Cannes Lions Entries Show How Vital Mobile Has Become

Key Lessons from the Cannes Mobile Lions Shortlist

By Published on .

Most Popular

It's amazing how much you can learn in a darkened room. Five days in a basement in Cannes has demonstrated just how essential mobile has become to our business, both as a platform in its own right and as the foundation for work in other channels.

A team led by Jury Chair Malcolm Poynton, chief global chief creative officer at Cheil Worldwide, whittled down 1,259 entries to 123 shortlists, 62 Lions and one Grand Prix.

What we discovered was not just the scale of the creativity that exists in mobile but crucially, the way our industry is applying the latest technology to deliver powerful messages, faster than ever.

From tech to advertising to consumer is an increasingly short journey. VR only truly hit widespread awareness at the end of last year when the first dedicated headsets started to launch, for example.

At Mobile World Congress in Barcelona earlier this year, the mobile business showcased the products and the creative community has responded with killer uses for inspiration of the greater good, with around 50% of the shortlist made up of charity, NGO and purpose-driven campaigns.

We recognized this rapid adoption with our Grand Prix winner, The New York Times' VR campaign, featuring advertising from GE and Mini. With one million cardboard viewers distributed to home-delivery subscribers, the app downloads hit record levels in the first five days.

This rapid adoption of new technology was seen in other areas, with location technology applied to tools such as Vodafone's "Smart Jacket" cycling jackets. Consumers could enter routes into their phones and giant indicators would light up on the jacket, showing the cyclist their route without having to look at the phone. The lights also warned drivers of the cyclist's route to provide a safer ride for all.

Similar technology has been applied by Volvo, using the location of the car as a potential delivery option for online shopping, a campaign that was shortlisted.

There were other key lessons about mobile from the Cannes Mobile Lions entries. Data increasingly underpins how and where our messages should be distributed, but the use of real-time data has often been less sophisticated than it might be. Offers as we walk past the local fast food chain are all very well, but they don't click the creativity button.

What does click that button is the Gold Lion winning campaign for Sydney Opera House, an iconic building that visitors to Australia love to take pictures of but rarely actually go inside. This campaign targeted anyone posting a picture to social media and sent them a real-time message inviting them to "Come on In".

We also learned that wearables have a huge creative opportunity. For all the doubts about their ability to scale and find a must-have niche, don't ignore the power of creative thinking that can be applied to this field.

I've never seen a blind swimming race, but Samsung's Gold Lion-winning "Blind Cap" has transformed the sport. It's a device that detects when blind swimmers are approaching the end of the pool and tells them to turn. By replacing a sponge ball on a stick that coaches used to use to signal it was time to turn, this wearable has given these athletes their dignity back.
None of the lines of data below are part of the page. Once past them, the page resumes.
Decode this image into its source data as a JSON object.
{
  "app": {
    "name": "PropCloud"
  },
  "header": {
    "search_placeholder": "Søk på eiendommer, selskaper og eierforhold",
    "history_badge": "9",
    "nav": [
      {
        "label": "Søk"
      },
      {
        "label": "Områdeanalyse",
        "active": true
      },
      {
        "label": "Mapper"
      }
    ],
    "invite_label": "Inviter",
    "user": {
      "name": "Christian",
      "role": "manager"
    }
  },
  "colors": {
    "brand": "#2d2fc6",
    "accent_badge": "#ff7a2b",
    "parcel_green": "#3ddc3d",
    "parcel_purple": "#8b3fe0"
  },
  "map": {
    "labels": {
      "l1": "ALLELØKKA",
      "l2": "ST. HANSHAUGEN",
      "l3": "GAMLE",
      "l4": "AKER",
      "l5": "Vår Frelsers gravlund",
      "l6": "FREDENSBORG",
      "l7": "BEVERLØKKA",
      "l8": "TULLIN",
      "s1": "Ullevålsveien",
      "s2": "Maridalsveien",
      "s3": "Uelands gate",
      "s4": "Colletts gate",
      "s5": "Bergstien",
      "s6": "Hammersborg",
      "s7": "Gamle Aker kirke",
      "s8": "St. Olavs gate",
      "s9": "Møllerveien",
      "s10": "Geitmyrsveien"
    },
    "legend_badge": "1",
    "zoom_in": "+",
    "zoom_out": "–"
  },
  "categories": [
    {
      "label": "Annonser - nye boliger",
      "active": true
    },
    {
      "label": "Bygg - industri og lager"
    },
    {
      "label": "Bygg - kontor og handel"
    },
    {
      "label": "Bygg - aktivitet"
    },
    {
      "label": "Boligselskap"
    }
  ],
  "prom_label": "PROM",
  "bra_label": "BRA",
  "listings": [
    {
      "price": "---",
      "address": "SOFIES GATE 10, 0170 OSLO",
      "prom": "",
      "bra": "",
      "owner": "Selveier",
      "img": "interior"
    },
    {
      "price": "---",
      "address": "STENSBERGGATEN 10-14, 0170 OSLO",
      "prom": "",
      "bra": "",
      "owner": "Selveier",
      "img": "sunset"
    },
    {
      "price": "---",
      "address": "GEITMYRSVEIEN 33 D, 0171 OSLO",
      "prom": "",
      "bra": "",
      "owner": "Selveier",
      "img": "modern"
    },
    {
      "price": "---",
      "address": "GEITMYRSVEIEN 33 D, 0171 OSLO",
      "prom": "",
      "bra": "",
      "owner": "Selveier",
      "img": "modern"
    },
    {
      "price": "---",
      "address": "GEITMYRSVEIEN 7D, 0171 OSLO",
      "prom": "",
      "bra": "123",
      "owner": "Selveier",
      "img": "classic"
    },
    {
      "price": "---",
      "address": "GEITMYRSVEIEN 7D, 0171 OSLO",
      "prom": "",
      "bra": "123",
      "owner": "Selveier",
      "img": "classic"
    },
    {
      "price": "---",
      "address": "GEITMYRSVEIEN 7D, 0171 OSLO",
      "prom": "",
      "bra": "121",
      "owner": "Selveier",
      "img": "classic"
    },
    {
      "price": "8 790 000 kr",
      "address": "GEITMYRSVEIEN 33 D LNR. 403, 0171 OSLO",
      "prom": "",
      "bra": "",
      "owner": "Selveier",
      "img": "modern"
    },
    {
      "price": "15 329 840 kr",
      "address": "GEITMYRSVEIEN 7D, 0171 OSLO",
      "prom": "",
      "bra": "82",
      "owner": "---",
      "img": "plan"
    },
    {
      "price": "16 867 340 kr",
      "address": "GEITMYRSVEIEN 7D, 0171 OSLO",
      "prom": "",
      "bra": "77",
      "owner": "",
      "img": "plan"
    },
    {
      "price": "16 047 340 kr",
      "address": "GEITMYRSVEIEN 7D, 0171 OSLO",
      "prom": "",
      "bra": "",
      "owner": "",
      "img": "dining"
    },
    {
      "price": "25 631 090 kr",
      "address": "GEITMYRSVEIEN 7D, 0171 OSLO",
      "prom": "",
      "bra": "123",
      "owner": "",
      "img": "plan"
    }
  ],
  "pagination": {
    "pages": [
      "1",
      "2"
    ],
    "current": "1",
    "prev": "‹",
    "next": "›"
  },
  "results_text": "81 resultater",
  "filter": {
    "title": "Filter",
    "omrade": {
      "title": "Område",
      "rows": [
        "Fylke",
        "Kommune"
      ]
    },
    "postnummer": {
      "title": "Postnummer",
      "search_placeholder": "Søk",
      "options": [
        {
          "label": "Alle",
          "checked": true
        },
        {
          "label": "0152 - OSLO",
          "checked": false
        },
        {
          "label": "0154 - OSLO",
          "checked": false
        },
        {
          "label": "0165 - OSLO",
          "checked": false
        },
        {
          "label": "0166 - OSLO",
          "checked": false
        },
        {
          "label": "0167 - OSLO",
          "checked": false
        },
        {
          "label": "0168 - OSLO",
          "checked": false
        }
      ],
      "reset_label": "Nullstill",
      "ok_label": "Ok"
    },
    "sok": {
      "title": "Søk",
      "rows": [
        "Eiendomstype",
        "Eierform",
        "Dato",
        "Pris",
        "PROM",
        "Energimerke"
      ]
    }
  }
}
But mobile doesn't have to be technology led. Latin American beer brand Abraxas simply asked consumers to turn their torch on to find out more about a beer that is only brewed twice a year. The shortlisted campaign allowed consumers to shine their torch through a print ad to discover more about this very rare brew.

What mobile -- particularly social-led mobile campaigns -- always needs to do, however, is connect culturally. No one did this better than the "Straight Outta Compton" campaign to celebrate the story of Beats founder Dr Dre. The work created an opportunity for consumers to be Straight Outta California or Straight Outta Connecticut. The Gold Lion winner scored by giving consumers the tools to allow everyone celebrate where they came from.

My underlying takeaway, however, is how quickly mobile responds and adapts to new technology and creative opportunity.

We've come a long way from the first Mobile Grand Prix in 2012, which allowed consumers to "Share a Coke" with strangers. A great idea for its time, but this year it would have been lucky to make the shortlist.

In this article: